“And I remember very clearly when I was being interrogated by a security agent, when he looked at my bank account and found out that my total balance was N117,000, he said to me, “Sir, with due respect to you, you must have been a fool. How can you hold such important and big office, and your balance at today is N117, 000?” And I burst into laughter, and he was shocked that I was laughing. I said: you see, if you had found out that I had N117 million in my account, you probably would have said to me, “sir, with due respect to you, you must have been a thief.” And I said that is the nature of political offence, you never win.”
On fairness to all and why he never developed his plot in Abuja even when he was a minister:
“…Secondly, it was our policy when we were allocating plots here in Abuja – we started allocation of plots – and we distributed the allocations on the basis of existing parties and on the basis of states. That’s why until today, you see all the C-of-Os given from Abuja bear state initials where the allottees come from. And it is so because we distributed plots not on the basis of party loyalty, but rather on the basis of federal character. Every state got the same allocation, even import licences, were also on the basis of federal character.
… I got the plot in 1981, and until today I have only been able to build the boys’ quarters; look at the boy who lives in it (pointing to a man sitting on the floor), at Area 2.
How do you expect me to raise money to build a house? I can’t tell my perm sec to go and bring money for me. I couldn’t. In fact, for five years as minister of labour, I never knew who the contractors of the ministry were; because as soon as I came into office, my perm sec said he would introduce me to the contractors. I said, for what? All that I wanted was for him to write memoranda and convinced me on whatever project he thought we should embark upon, that it is viable, and in public interest. I did not want to know the contractors, and I never knew them formally or informally until I left the ministry. There is Labour House here in Abuja near the church, I built it. And I can swear by the Holy Quran that I don’t know the contractor who built it, I never met him.”

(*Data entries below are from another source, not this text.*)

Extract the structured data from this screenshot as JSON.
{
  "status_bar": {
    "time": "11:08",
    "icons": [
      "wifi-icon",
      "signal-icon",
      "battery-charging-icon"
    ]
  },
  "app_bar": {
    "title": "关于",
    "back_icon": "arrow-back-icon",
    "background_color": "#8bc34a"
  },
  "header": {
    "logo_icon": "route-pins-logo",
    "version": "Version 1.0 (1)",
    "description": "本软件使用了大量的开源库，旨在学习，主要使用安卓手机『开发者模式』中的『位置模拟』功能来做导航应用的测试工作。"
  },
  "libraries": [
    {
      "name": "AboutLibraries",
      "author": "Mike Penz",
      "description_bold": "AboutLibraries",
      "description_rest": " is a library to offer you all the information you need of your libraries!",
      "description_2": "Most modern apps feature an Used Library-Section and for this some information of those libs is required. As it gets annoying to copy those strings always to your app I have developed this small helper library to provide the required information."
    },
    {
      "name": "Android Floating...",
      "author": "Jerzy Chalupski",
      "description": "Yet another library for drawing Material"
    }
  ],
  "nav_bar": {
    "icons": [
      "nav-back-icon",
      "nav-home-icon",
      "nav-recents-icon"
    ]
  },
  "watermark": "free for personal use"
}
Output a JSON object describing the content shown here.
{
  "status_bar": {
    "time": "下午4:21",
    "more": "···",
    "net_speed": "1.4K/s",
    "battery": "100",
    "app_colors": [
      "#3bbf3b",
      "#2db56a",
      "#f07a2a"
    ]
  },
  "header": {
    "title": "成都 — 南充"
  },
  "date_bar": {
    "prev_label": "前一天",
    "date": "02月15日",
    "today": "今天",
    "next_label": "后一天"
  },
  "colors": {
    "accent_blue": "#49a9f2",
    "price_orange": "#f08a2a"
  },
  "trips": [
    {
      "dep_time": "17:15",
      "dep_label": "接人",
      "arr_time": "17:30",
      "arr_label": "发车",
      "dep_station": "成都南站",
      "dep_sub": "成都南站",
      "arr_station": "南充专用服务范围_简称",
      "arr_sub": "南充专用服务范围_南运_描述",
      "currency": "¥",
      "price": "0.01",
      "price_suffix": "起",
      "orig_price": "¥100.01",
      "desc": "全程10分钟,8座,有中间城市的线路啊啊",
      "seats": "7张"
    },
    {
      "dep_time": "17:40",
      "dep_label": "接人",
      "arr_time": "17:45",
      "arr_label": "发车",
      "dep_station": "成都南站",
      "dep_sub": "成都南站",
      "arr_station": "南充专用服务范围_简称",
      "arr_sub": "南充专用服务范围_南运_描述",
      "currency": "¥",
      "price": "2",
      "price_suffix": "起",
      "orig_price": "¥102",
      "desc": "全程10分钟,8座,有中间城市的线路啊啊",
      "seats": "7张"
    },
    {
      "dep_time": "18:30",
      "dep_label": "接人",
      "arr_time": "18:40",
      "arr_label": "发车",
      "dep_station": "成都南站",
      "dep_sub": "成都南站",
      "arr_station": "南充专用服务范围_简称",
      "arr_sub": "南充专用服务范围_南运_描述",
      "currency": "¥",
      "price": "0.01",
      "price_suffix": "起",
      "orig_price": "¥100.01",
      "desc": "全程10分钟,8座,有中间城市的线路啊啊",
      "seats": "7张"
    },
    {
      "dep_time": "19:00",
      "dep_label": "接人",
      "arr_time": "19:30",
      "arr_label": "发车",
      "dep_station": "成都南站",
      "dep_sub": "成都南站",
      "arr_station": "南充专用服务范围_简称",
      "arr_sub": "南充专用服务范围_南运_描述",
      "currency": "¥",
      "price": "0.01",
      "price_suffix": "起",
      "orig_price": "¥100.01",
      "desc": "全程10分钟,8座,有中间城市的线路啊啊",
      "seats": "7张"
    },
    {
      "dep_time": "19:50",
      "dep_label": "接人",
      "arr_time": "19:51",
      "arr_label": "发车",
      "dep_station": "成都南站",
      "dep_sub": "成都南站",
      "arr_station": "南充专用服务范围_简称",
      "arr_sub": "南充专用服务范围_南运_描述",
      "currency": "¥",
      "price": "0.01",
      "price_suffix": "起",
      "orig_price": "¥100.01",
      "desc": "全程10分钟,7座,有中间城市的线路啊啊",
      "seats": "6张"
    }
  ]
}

On the relationship between the president and the National Assembly: “I can tell you during our financial crisis when the West decided not to buy Nigeria’s oil— Shagari is alive, you can ask him; Wayas is alive, you can ask him— we asked Shagari to come and stay in the Senate to bring what we then called Stabilization Bill for us to address the imminent collapse of our economy. The President left all his engagements of the day to come and sit in the office of the Senate President. We went through the bill, first reading, second reading and third reading. We got the House of Representatives to do the same. We did a joint conference to narrow down our differences. We went upstairs to the office of the President of the Senate, and to the president with the bill passed by the two houses. And we made him to sign that bill. Do we have a Senate that will call the President of Nigeria to come and sit down and wait for them in the Senate while they work? That is where we should go.”